MATERIAL PROVIDED

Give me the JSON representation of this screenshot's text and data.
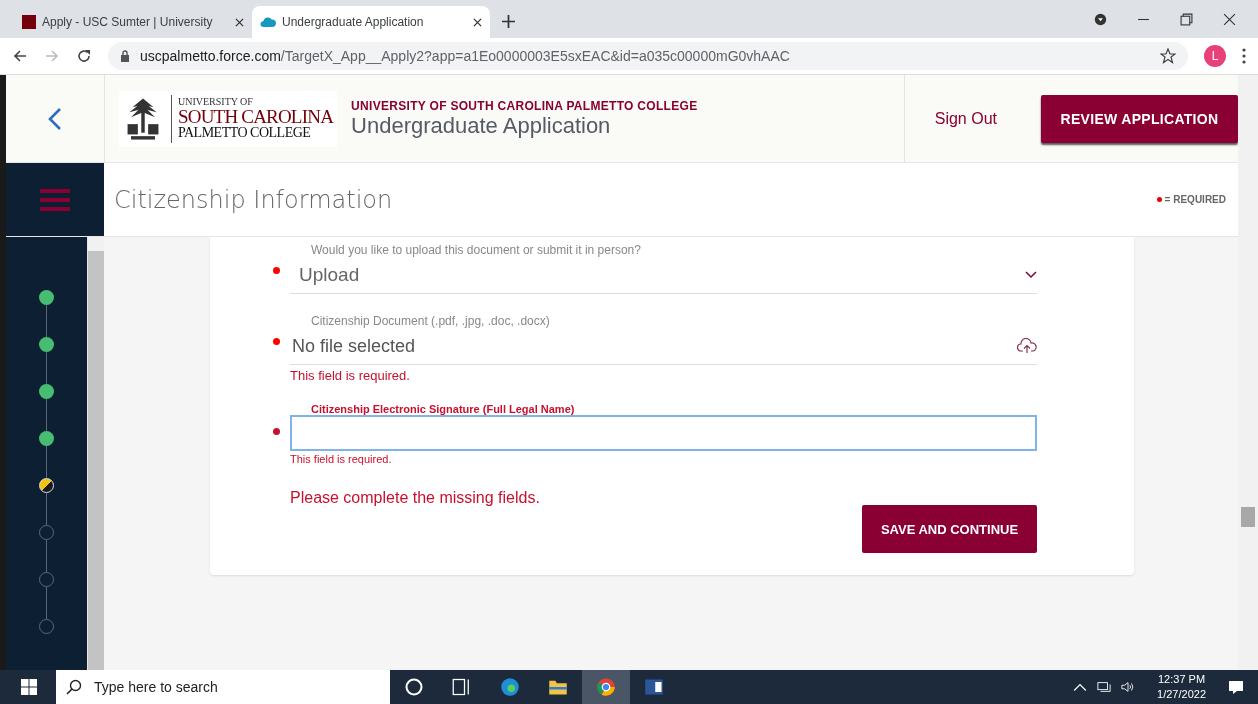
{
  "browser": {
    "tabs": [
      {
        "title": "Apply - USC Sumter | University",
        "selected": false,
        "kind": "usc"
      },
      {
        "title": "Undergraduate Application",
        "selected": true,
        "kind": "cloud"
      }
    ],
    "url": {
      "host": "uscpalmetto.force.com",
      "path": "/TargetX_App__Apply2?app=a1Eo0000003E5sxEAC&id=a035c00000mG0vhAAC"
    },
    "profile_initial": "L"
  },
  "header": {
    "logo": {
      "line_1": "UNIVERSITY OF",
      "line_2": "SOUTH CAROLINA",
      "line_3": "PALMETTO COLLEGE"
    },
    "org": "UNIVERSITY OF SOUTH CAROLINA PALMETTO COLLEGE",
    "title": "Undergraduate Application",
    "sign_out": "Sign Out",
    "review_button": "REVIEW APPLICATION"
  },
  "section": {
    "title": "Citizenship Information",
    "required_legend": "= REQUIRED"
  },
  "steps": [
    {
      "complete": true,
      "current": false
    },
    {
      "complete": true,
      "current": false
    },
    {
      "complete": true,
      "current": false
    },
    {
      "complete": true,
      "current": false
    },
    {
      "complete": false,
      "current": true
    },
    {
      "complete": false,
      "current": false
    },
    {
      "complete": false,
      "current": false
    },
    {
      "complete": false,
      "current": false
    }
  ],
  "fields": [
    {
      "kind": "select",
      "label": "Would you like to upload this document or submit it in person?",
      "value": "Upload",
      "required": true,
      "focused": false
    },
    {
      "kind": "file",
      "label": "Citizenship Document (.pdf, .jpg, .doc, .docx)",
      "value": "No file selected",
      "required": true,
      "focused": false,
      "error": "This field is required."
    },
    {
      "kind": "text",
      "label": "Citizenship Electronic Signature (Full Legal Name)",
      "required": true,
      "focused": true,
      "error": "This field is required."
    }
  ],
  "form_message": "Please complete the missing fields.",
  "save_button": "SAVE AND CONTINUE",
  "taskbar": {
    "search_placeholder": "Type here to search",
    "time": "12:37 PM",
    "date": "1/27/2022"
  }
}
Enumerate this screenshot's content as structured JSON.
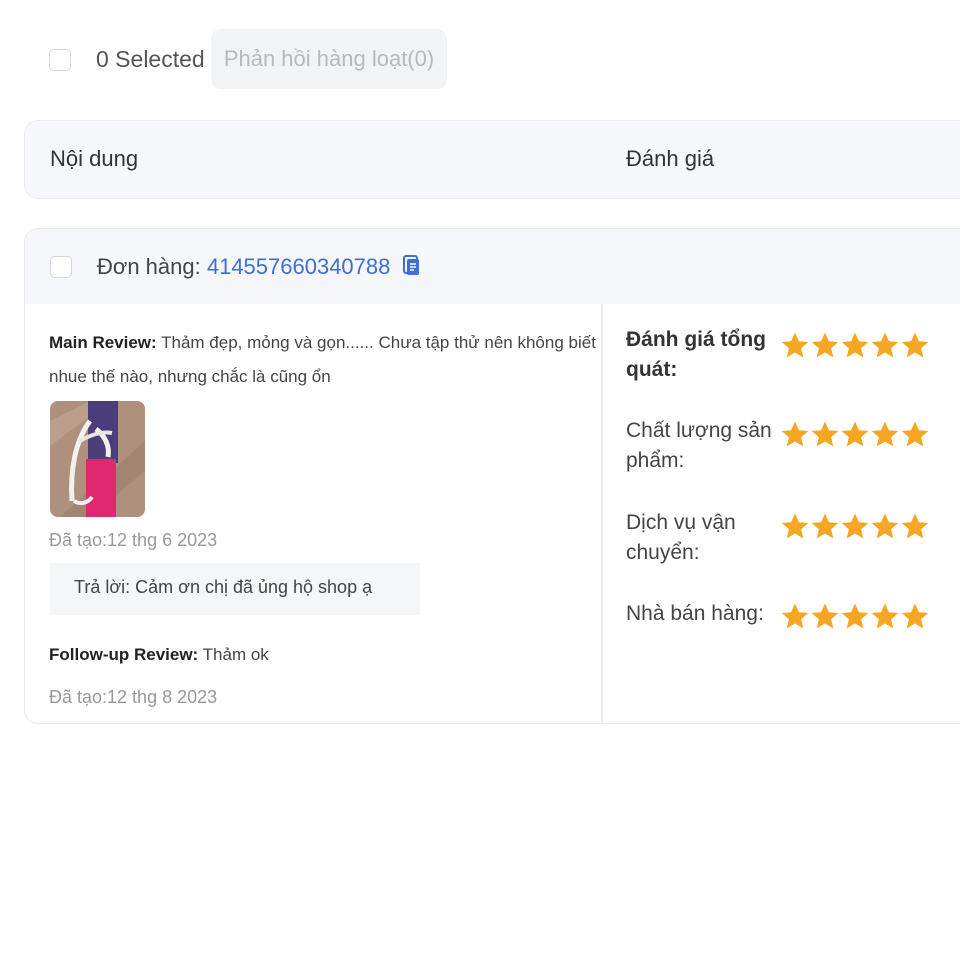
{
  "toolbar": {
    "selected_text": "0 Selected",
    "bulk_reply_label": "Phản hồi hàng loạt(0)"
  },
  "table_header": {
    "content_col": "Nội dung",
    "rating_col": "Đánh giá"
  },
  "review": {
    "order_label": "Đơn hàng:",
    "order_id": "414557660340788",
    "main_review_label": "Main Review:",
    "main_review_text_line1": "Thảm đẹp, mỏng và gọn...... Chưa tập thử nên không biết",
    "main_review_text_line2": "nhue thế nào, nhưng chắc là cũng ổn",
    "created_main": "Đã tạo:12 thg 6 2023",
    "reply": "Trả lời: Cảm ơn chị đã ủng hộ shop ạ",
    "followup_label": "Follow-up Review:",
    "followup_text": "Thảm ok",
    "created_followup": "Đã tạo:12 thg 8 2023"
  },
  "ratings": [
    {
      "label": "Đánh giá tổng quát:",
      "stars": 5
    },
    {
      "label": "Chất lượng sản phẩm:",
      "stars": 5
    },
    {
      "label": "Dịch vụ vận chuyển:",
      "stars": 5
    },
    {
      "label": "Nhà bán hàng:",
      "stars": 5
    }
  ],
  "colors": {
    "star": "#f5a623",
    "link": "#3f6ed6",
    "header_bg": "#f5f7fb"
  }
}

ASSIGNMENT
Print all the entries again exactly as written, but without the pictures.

EXERCISE OUTPUT
Give me the JSON representation of this screenshot's text and data.
{
  "browser": {
    "tabs": [
      {
        "title": "Apply - USC Sumter | University",
        "selected": false,
        "kind": "usc"
      },
      {
        "title": "Undergraduate Application",
        "selected": true,
        "kind": "cloud"
      }
    ],
    "url": {
      "host": "uscpalmetto.force.com",
      "path": "/TargetX_App__Apply2?app=a1Eo0000003E5sxEAC&id=a035c00000mG0vhAAC"
    },
    "profile_initial": "L"
  },
  "header": {
    "logo": {
      "line_1": "UNIVERSITY OF",
      "line_2": "SOUTH CAROLINA",
      "line_3": "PALMETTO COLLEGE"
    },
    "org": "UNIVERSITY OF SOUTH CAROLINA PALMETTO COLLEGE",
    "title": "Undergraduate Application",
    "sign_out": "Sign Out",
    "review_button": "REVIEW APPLICATION"
  },
  "section": {
    "title": "Citizenship Information",
    "required_legend": "= REQUIRED"
  },
  "steps": [
    {
      "complete": true,
      "current": false
    },
    {
      "complete": true,
      "current": false
    },
    {
      "complete": true,
      "current": false
    },
    {
      "complete": true,
      "current": false
    },
    {
      "complete": false,
      "current": true
    },
    {
      "complete": false,
      "current": false
    },
    {
      "complete": false,
      "current": false
    },
    {
      "complete": false,
      "current": false
    }
  ],
  "fields": [
    {
      "kind": "select",
      "label": "Would you like to upload this document or submit it in person?",
      "value": "Upload",
      "required": true,
      "focused": false
    },
    {
      "kind": "file",
      "label": "Citizenship Document (.pdf, .jpg, .doc, .docx)",
      "value": "No file selected",
      "required": true,
      "focused": false,
      "error": "This field is required."
    },
    {
      "kind": "text",
      "label": "Citizenship Electronic Signature (Full Legal Name)",
      "required": true,
      "focused": true,
      "error": "This field is required."
    }
  ],
  "form_message": "Please complete the missing fields.",
  "save_button": "SAVE AND CONTINUE",
  "taskbar": {
    "search_placeholder": "Type here to search",
    "time": "12:37 PM",
    "date": "1/27/2022"
  }
}
Enumerate this screenshot's content as structured JSON.
{
  "toolbar": {
    "selected_text": "0 Selected",
    "bulk_reply_label": "Phản hồi hàng loạt(0)"
  },
  "table_header": {
    "content_col": "Nội dung",
    "rating_col": "Đánh giá"
  },
  "review": {
    "order_label": "Đơn hàng:",
    "order_id": "414557660340788",
    "main_review_label": "Main Review:",
    "main_review_text_line1": "Thảm đẹp, mỏng và gọn...... Chưa tập thử nên không biết",
    "main_review_text_line2": "nhue thế nào, nhưng chắc là cũng ổn",
    "created_main": "Đã tạo:12 thg 6 2023",
    "reply": "Trả lời: Cảm ơn chị đã ủng hộ shop ạ",
    "followup_label": "Follow-up Review:",
    "followup_text": "Thảm ok",
    "created_followup": "Đã tạo:12 thg 8 2023"
  },
  "ratings": [
    {
      "label": "Đánh giá tổng quát:",
      "stars": 5
    },
    {
      "label": "Chất lượng sản phẩm:",
      "stars": 5
    },
    {
      "label": "Dịch vụ vận chuyển:",
      "stars": 5
    },
    {
      "label": "Nhà bán hàng:",
      "stars": 5
    }
  ],
  "colors": {
    "star": "#f5a623",
    "link": "#3f6ed6",
    "header_bg": "#f5f7fb"
  }
}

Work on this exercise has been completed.